“The fall changed my life significantly and I spent nine years grieving for everything I’d lost in that split second. I was a teacher, but I lost my job and haven’t been able to drive since. My husband become my carer, so I felt I had lost him as my husband and I couldn’t hug or hold my grandchildren as I was in excruciating pain all the time. I also suffered from sleep deprivation and also depression and stopped socialising.
“I couldn’t use my left arm at all and I had it in a sling for three years as having CRPS in my arm meant that it became sensitive and a slight touch, bump or even a change in temperature provoked intense pain. I couldn’t tolerate water on my arm, loud noises and people coming close to me as this would increase my pain levels and covered my arm with a compression glove and wore a splint. I couldn’t look at it or touch it, and I wouldn’t let anyone else look or touch it. I felt like my left arm did not belong to me.
“That’s all the negatives and they were all completely turned around following my inpatient stays at the Royal National Hospital for Rheumatic Diseases (RNHRD) in 2016 and 2017 as I learnt how to control my CRPS rather than let it control me.
“At the RNHRD, I had a full assessment by the specialist team and they helped me set realistic goals and concentrated on physical rehabilitation by providing; physiotherapy, hydrotherapy, occupational therapy, psychological support and gave information on my condition.
“Thanks to the Physiotherapists, I haven’t used a crutch or walking stick since. I found hydrotherapy very beneficial, it was relaxing and was able to do exercises in water without pain levels being raised. Plus, I got a real buzz from cardio workouts in their gym and in turn this decreased my pain levels and improved my core strength and balance so I rarely stumble or fall.

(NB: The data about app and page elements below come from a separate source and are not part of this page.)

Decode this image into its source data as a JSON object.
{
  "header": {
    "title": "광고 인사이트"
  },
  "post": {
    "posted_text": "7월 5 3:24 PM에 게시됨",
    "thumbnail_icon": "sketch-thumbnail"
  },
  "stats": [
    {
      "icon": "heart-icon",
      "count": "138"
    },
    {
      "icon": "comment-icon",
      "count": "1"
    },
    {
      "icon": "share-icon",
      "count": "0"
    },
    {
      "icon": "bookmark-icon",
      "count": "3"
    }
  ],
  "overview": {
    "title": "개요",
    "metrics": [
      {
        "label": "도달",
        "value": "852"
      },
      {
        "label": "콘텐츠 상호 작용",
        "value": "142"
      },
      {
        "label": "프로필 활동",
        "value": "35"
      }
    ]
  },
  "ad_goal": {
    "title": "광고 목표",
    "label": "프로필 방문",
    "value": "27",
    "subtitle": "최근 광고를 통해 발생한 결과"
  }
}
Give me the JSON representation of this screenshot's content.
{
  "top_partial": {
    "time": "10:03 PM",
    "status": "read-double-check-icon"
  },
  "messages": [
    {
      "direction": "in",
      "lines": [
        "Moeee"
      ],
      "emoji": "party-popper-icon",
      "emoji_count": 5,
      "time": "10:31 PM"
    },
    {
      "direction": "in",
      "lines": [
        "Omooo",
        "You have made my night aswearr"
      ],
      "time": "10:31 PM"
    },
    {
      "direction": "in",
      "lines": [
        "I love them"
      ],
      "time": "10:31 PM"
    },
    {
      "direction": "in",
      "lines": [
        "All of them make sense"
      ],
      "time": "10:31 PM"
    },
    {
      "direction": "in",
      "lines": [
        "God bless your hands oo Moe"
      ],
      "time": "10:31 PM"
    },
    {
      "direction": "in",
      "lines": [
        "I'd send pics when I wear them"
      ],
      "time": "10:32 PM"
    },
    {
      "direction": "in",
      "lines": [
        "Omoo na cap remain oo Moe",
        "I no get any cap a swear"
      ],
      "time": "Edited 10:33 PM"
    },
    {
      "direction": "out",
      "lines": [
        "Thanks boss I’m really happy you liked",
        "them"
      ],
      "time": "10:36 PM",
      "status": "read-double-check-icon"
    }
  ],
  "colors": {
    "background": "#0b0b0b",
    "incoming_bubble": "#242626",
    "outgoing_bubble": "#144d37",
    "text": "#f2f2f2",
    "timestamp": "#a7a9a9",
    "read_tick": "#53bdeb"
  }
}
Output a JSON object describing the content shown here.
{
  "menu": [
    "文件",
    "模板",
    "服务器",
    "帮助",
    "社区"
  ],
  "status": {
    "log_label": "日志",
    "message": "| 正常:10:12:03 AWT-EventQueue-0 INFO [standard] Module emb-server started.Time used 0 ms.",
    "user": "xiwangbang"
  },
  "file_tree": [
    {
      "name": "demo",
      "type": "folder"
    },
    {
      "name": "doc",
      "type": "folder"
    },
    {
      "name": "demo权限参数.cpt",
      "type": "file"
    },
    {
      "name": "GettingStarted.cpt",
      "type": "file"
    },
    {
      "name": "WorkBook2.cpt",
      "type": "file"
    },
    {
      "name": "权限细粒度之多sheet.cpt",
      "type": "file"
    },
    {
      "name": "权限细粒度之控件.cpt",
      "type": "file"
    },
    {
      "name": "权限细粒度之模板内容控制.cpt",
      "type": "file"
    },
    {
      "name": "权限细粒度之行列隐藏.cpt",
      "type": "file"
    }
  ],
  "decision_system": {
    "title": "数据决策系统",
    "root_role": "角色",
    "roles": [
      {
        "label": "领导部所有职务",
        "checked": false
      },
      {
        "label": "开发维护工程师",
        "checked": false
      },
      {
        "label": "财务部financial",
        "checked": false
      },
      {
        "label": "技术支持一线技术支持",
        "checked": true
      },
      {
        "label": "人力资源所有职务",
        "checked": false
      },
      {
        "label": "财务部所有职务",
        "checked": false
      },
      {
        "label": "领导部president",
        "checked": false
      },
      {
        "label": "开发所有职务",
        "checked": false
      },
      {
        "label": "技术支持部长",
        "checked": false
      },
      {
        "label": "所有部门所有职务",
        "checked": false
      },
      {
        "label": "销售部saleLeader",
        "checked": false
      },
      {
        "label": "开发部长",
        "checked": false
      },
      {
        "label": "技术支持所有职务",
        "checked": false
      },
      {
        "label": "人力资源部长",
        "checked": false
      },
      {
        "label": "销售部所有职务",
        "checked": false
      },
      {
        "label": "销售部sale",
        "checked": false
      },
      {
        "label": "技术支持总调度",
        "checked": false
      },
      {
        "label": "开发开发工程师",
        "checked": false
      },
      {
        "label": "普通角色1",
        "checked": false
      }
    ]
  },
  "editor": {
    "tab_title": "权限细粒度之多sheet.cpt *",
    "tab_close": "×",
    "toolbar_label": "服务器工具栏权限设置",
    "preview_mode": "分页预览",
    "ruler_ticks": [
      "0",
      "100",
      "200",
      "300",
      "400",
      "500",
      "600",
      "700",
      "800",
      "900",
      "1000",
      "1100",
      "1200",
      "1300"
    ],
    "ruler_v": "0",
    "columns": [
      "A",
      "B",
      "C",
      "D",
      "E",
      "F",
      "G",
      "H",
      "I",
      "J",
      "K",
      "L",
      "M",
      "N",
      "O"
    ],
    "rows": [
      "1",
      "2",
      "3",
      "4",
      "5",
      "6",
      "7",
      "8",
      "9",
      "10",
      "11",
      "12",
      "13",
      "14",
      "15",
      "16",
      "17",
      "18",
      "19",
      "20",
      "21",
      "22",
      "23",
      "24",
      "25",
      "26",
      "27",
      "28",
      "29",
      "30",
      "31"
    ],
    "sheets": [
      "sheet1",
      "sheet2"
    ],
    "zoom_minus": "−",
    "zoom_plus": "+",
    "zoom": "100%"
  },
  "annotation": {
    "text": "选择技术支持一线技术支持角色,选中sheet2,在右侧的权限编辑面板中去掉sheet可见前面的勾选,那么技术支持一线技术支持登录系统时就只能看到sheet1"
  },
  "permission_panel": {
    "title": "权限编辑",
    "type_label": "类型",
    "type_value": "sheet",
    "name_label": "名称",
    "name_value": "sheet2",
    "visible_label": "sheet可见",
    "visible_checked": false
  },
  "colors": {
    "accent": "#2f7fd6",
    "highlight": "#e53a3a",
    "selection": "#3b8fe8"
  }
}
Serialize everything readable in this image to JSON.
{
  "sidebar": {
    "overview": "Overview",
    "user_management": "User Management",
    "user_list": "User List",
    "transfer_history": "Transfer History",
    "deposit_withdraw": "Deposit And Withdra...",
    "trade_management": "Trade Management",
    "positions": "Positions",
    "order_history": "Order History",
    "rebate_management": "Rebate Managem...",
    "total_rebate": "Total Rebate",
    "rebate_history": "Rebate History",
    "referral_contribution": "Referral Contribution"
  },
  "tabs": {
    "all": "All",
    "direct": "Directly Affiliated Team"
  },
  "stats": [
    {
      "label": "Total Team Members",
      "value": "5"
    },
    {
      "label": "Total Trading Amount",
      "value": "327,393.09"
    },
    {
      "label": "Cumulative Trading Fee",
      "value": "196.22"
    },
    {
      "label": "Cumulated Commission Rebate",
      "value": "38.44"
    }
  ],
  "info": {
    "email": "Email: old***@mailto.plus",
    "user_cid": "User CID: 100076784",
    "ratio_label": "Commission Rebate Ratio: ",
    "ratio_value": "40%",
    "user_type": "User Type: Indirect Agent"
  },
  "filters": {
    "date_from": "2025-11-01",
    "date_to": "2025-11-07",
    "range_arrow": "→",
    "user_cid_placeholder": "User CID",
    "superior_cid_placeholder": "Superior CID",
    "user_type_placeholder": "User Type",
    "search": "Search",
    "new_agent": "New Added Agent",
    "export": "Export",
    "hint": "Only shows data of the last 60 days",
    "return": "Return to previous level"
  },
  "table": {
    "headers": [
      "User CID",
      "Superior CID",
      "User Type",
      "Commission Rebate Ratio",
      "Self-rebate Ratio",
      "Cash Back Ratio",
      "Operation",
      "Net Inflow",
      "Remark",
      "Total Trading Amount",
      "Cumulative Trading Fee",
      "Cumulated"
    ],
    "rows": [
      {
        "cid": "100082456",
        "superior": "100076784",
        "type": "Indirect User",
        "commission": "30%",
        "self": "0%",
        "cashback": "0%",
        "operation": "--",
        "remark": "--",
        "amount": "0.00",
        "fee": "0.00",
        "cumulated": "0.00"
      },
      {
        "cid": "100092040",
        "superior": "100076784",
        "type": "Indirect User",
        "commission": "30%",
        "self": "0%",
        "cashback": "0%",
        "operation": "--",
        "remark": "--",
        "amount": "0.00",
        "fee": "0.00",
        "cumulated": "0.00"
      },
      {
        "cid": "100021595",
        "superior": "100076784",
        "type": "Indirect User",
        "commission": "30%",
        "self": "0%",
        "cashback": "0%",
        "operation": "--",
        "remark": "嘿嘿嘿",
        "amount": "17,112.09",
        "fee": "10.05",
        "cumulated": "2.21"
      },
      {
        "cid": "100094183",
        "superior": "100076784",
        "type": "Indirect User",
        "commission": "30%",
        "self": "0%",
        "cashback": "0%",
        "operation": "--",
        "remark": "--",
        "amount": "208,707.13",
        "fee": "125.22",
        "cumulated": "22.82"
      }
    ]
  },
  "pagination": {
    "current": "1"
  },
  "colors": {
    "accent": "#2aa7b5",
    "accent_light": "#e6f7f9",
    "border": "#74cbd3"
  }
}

“I also learnt how to pace myself and be realistic in what I could achieve. I’m now able to talk more freely to family members and be honest about how I feel and the impact CRPS has on my life.
“Having learnt strategies to cope with CRPS and how to use relaxation techniques, my sleep has improved significantly. I keep a diary of three positives things every day and any negatives I write on a piece of paper then screw it up and put in the bin.
“My life has changed so much this year and I have achieved so many things including; kayaking with my husband, attending ballroom and Latin dance sessions – I never thought this would be possible, plus I can run around the garden with my grandchildren. I’m beginning to enjoy being in the kitchen and doing some baking. I can now swim with my grandchildren, go for long walks both on the beach and along coastal paths. I even enjoy the gym and signed up as a member during my last inpatient stay so I went every day and it felt good!
“I have made the most significant progress this year thanks to the care provided at the RNHRD. I hope my story highlights the importance of therapy services in helping people like me cope with life changing conditions, that’s why I’m supporting The Forever Friends Appeal’s Therapies Matter Campaign.”
Sue shared her story with BBC Wiltshire, to watch the clip, click here